Eclampsia most commonly occurs 1-3 weeks after giving birth, but it can even occur during pregnancy. Litters do not need to be large to cause eclampsia. The kittens themselves are not affected, as the mother's milk appears to be normal during this period.
Signs of eclampsia
Eclampsia is a very serious disorder but fortunately the signs are fairly easy to recognize, especially when coupled with late term pregnancy and/or milk production. Initially, the affected cat will be restless and nervous. Within a short time, the queen will walk with a stiff gait and may even wobble or appear disoriented. Eventually, the cat may be unable to walk and her legs may become stiff or rigid. The cat may have a fever, with body temperature even over 105º F. The respiration rate (number of breaths per minute) will increase. At this point, death can occur if no treatment is given.
Treatment of eclampsia
If you suspect your cat has eclampsia, seek veterinary attention at once and prevent the kittens from nursing for at least 24 hours. Feed them with a commercial milk replacer. A veterinarian can confirm eclampsia with a blood test to determine blood calcium levels. Eclampsia can be rapidly corrected by your veterinarian through the use of intravenous calcium supplementation. The queen is monitored carefully for heart rhythm irregularities that can occur. She will be continued on oral calcium supplements, if necessary.
If the cat responds well to treatment, in some cases, the kittens may be gradually allowed to nurse again. If your cat has had eclampsia, be sure to consult with your veterinarian before allowing the kittens to nurse again.

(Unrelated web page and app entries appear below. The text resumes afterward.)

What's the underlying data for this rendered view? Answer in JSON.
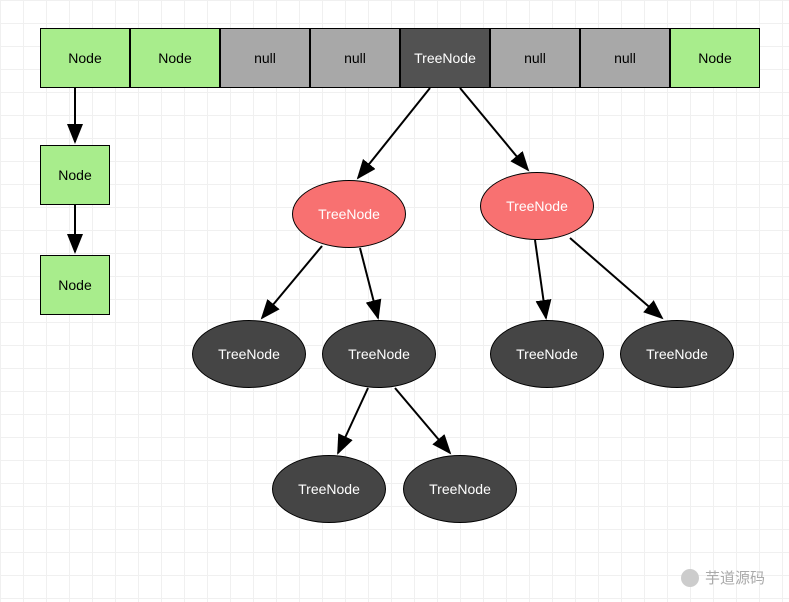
{
  "array": {
    "cells": [
      {
        "label": "Node",
        "type": "green"
      },
      {
        "label": "Node",
        "type": "green"
      },
      {
        "label": "null",
        "type": "gray"
      },
      {
        "label": "null",
        "type": "gray"
      },
      {
        "label": "TreeNode",
        "type": "dark"
      },
      {
        "label": "null",
        "type": "gray"
      },
      {
        "label": "null",
        "type": "gray"
      },
      {
        "label": "Node",
        "type": "green"
      }
    ]
  },
  "leftChain": {
    "node1": "Node",
    "node2": "Node"
  },
  "tree": {
    "redLeft": "TreeNode",
    "redRight": "TreeNode",
    "darkL1": "TreeNode",
    "darkL2": "TreeNode",
    "darkR1": "TreeNode",
    "darkR2": "TreeNode",
    "darkB1": "TreeNode",
    "darkB2": "TreeNode"
  },
  "watermark": {
    "text": "芋道源码"
  },
  "colors": {
    "green": "#a8ed8c",
    "grayCell": "#a8a8a8",
    "darkCell": "#525252",
    "redEllipse": "#f87171",
    "darkEllipse": "#454545"
  }
}
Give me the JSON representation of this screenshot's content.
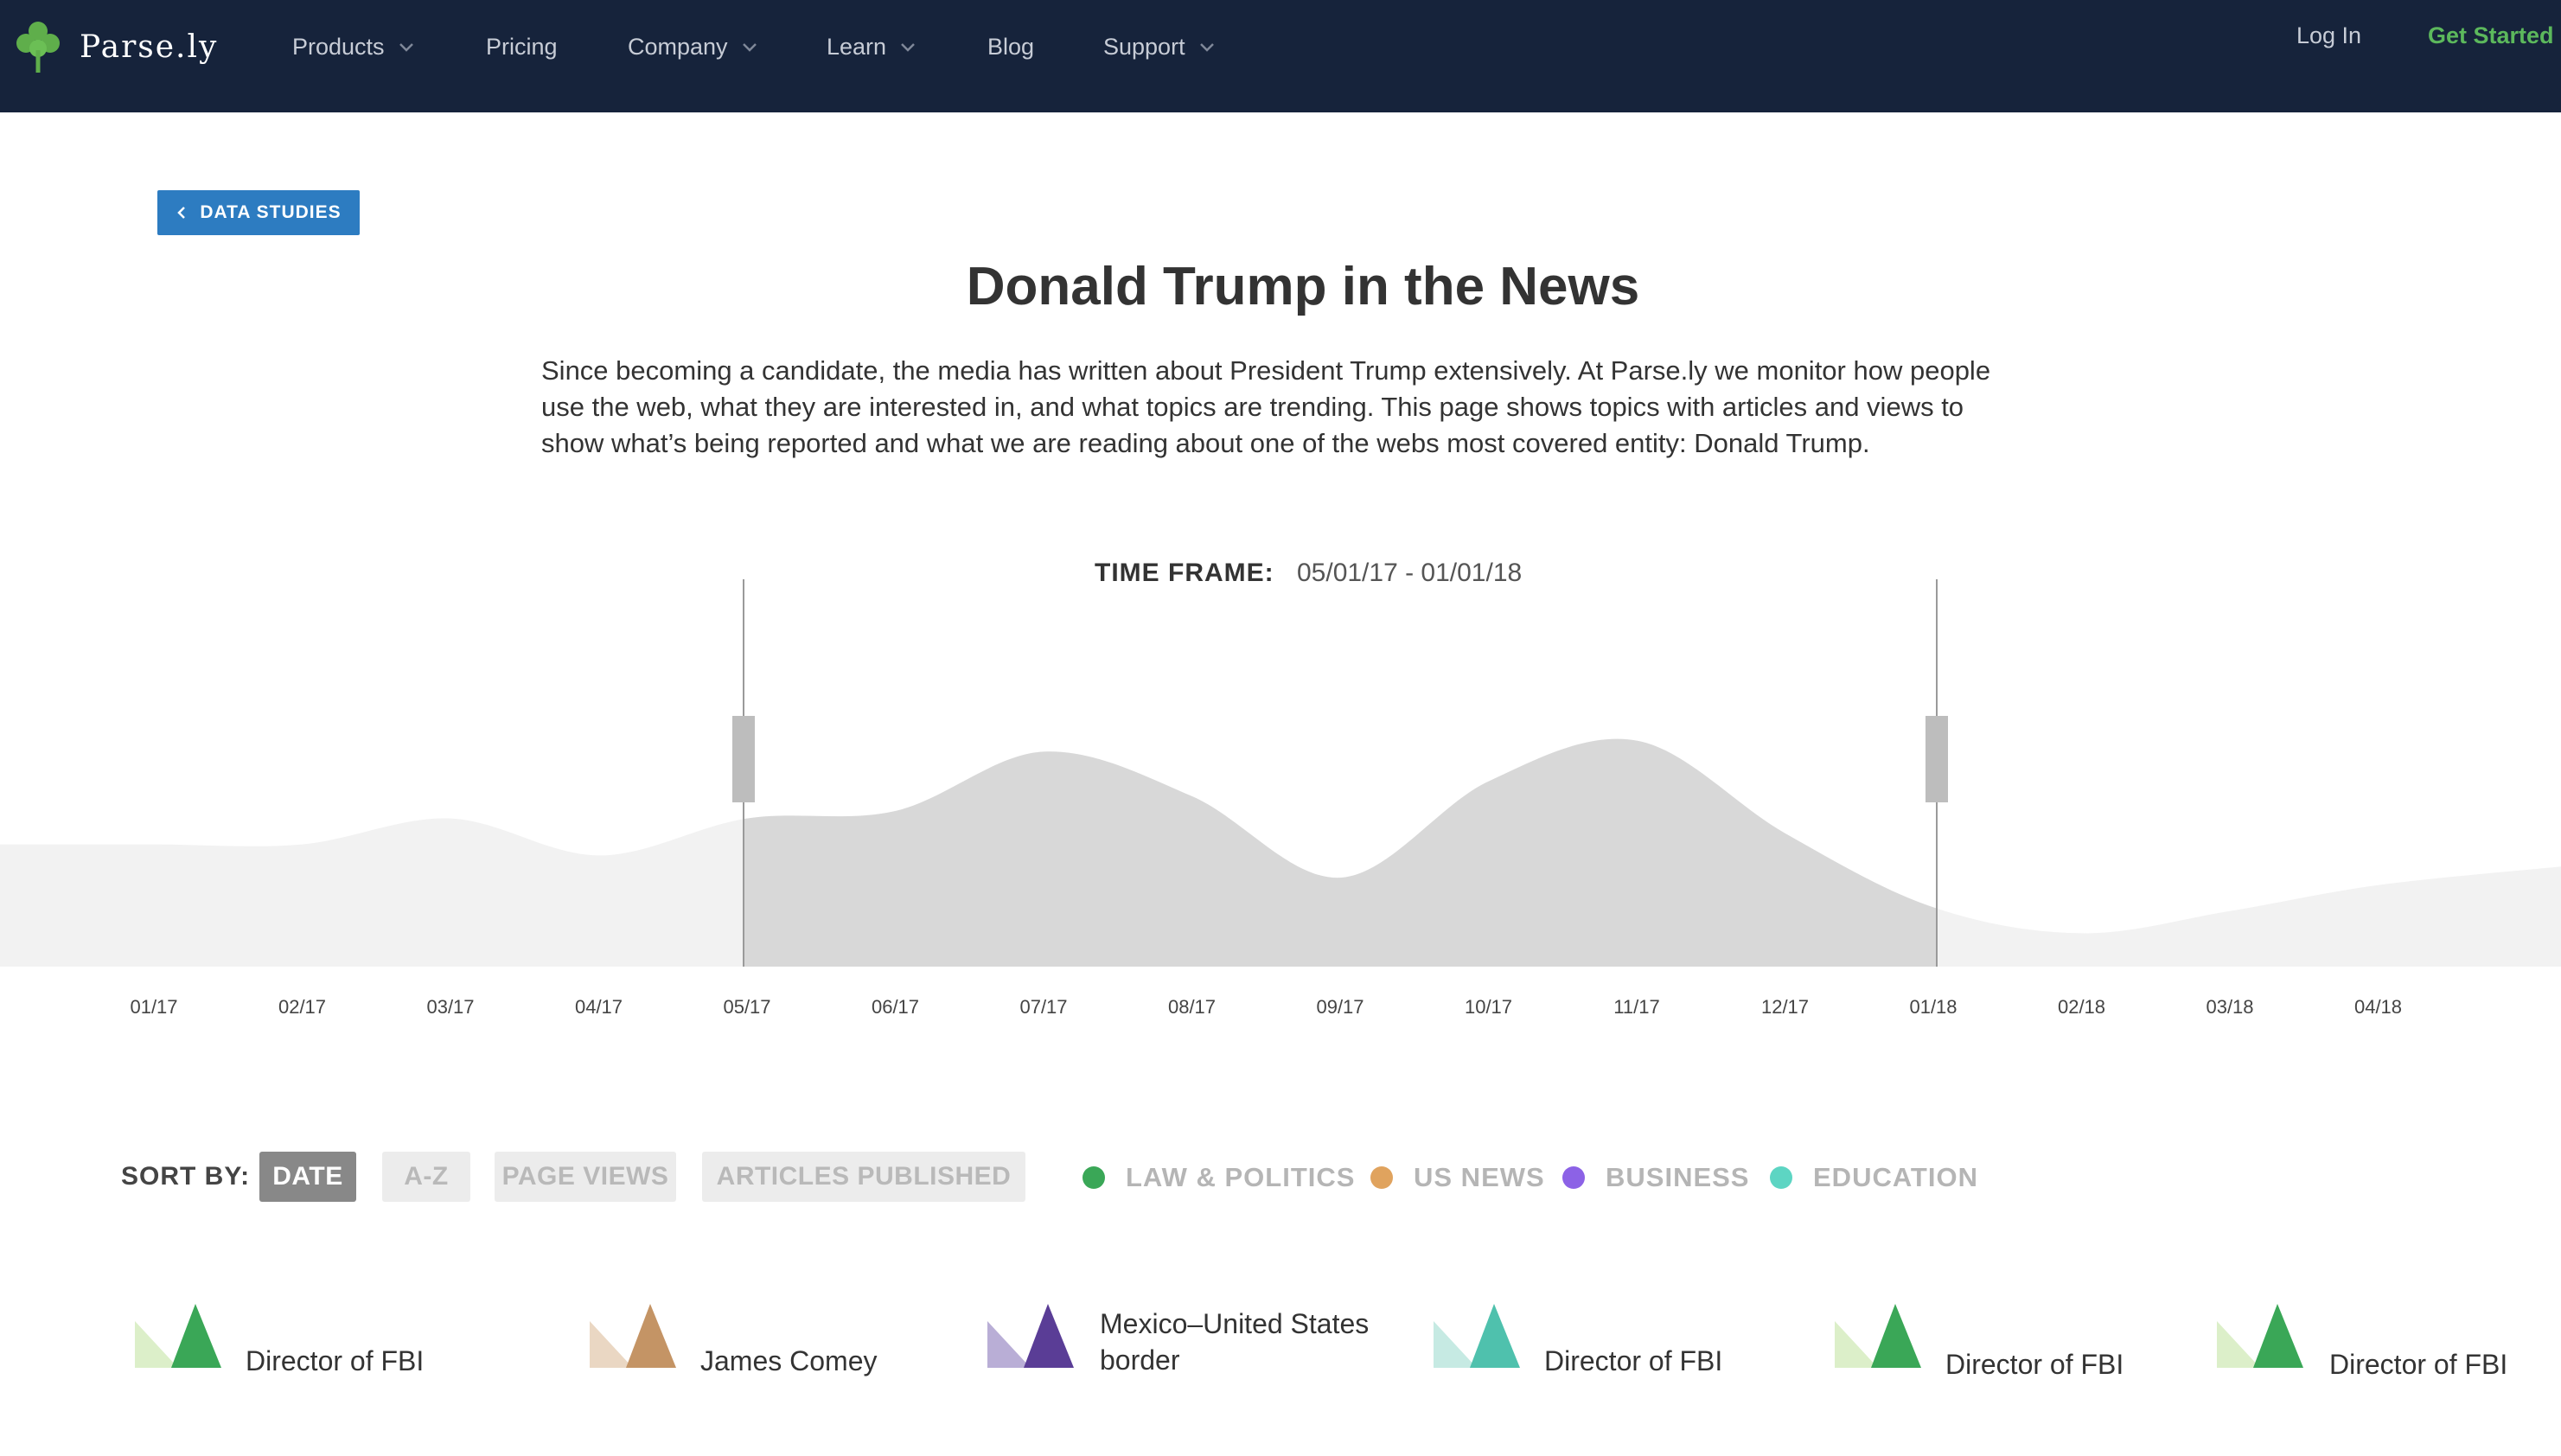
{
  "nav": {
    "brand": "Parse.ly",
    "items": [
      {
        "label": "Products",
        "dropdown": true
      },
      {
        "label": "Pricing",
        "dropdown": false
      },
      {
        "label": "Company",
        "dropdown": true
      },
      {
        "label": "Learn",
        "dropdown": true
      },
      {
        "label": "Blog",
        "dropdown": false
      },
      {
        "label": "Support",
        "dropdown": true
      }
    ],
    "login": "Log In",
    "get_started": "Get Started"
  },
  "back_button": "DATA STUDIES",
  "title": "Donald Trump in the News",
  "intro": "Since becoming a candidate, the media has written about President Trump extensively. At Parse.ly we monitor how people use the web, what they are interested in, and what topics are trending. This page shows topics with articles and views to show what’s being reported and what we are reading about one of the webs most covered entity: Donald Trump.",
  "timeframe": {
    "label": "TIME FRAME:",
    "value": "05/01/17 - 01/01/18"
  },
  "chart_data": {
    "type": "area",
    "x": [
      "01/17",
      "02/17",
      "03/17",
      "04/17",
      "05/17",
      "06/17",
      "07/17",
      "08/17",
      "09/17",
      "10/17",
      "11/17",
      "12/17",
      "01/18",
      "02/18",
      "03/18",
      "04/18"
    ],
    "values": [
      33,
      33,
      40,
      30,
      40,
      42,
      58,
      46,
      24,
      50,
      61,
      36,
      16,
      9,
      15,
      22
    ],
    "selection": {
      "start": "05/17",
      "end": "01/18"
    },
    "ylim": [
      0,
      70
    ],
    "colors": {
      "selected": "#d8d8d8",
      "unselected": "#f2f2f2",
      "handle": "#bdbdbd"
    }
  },
  "sort": {
    "label": "SORT BY:",
    "options": [
      {
        "label": "DATE",
        "active": true
      },
      {
        "label": "A-Z",
        "active": false
      },
      {
        "label": "PAGE VIEWS",
        "active": false
      },
      {
        "label": "ARTICLES PUBLISHED",
        "active": false
      }
    ]
  },
  "legend": [
    {
      "label": "LAW & POLITICS",
      "color": "#3aa757"
    },
    {
      "label": "US NEWS",
      "color": "#e0a35e"
    },
    {
      "label": "BUSINESS",
      "color": "#8c62e6"
    },
    {
      "label": "EDUCATION",
      "color": "#5dd5c3"
    }
  ],
  "cards": [
    {
      "label": "Director of FBI",
      "icon": "triangles-green-icon",
      "light": "#dcefc9",
      "dark": "#3aa757"
    },
    {
      "label": "James Comey",
      "icon": "triangles-tan-icon",
      "light": "#ead7c3",
      "dark": "#c49465"
    },
    {
      "label": "Mexico–United States border",
      "line1": "Mexico–United States",
      "line2": "border",
      "icon": "triangles-purple-icon",
      "light": "#b9aed6",
      "dark": "#5a3d96"
    },
    {
      "label": "Director of FBI",
      "icon": "triangles-teal-icon",
      "light": "#c6eae3",
      "dark": "#4fc1ad"
    },
    {
      "label": "Director of FBI",
      "icon": "triangles-green-icon",
      "light": "#dcefc9",
      "dark": "#3aa757"
    },
    {
      "label": "Director of FBI",
      "icon": "triangles-green-icon",
      "light": "#dcefc9",
      "dark": "#3aa757"
    }
  ]
}
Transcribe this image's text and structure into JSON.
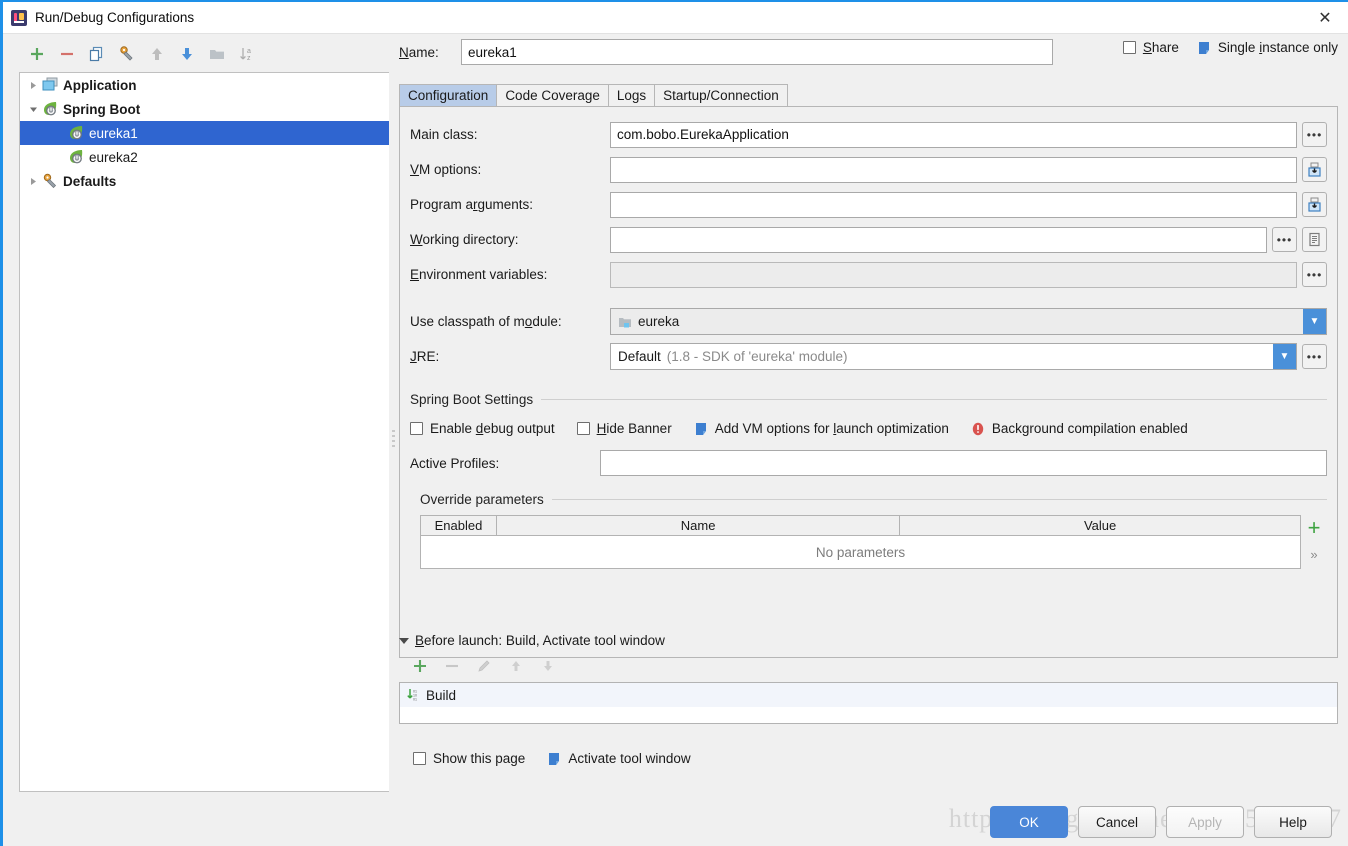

Prevention of eclampsia
Over-supplementation of calcium during pregnancy may increase the risk of eclampsia. There is a complex way the body maintains the proper amount of calcium in the blood. The body is constantly adding calcium to bones and then removing it, as needed. This is regulated by a hormone produced by the parathyroid gland, called parathyroid hormone. If a cat receives large amounts of calcium during pregnancy, her body's production of parathyroid hormone greatly decreases. When the cat suddenly needs large amounts of calcium for milk production, the system is not ready to start removing it from the bone. This is because it takes some time for the parathyroid gland to start producing the hormone again. Because of the lack in parathyroid hormone, the blood calcium level suddenly drops, and produces the signs of eclampsia.
So, adequate amounts of calcium need to be given during pregnancy, but not enough to slow down the production of parathyroid hormone. This means calcium supplements are generally not recommended. Also, it is important for the calcium and phosphorus in the diet to be at the correct ratio of 1:1 (i.e.; 1 part calcium to 1 part phosphorus). Vitamin D must also be present in adequate amounts.
Once a female cat has had milk fever, there may be an increased chance that she will also have it with future litters. Be sure to work closely with your veterinarian if your cat has had eclampsia in the past and is pregnant again.
In conclusion, it is of great importance for owners of pregnant or nursing cats to be able to recognize the signs of eclampsia. If you feel your female is showing these signs, remove the kittens to prevent further nursing and seek veterinary assistance at once.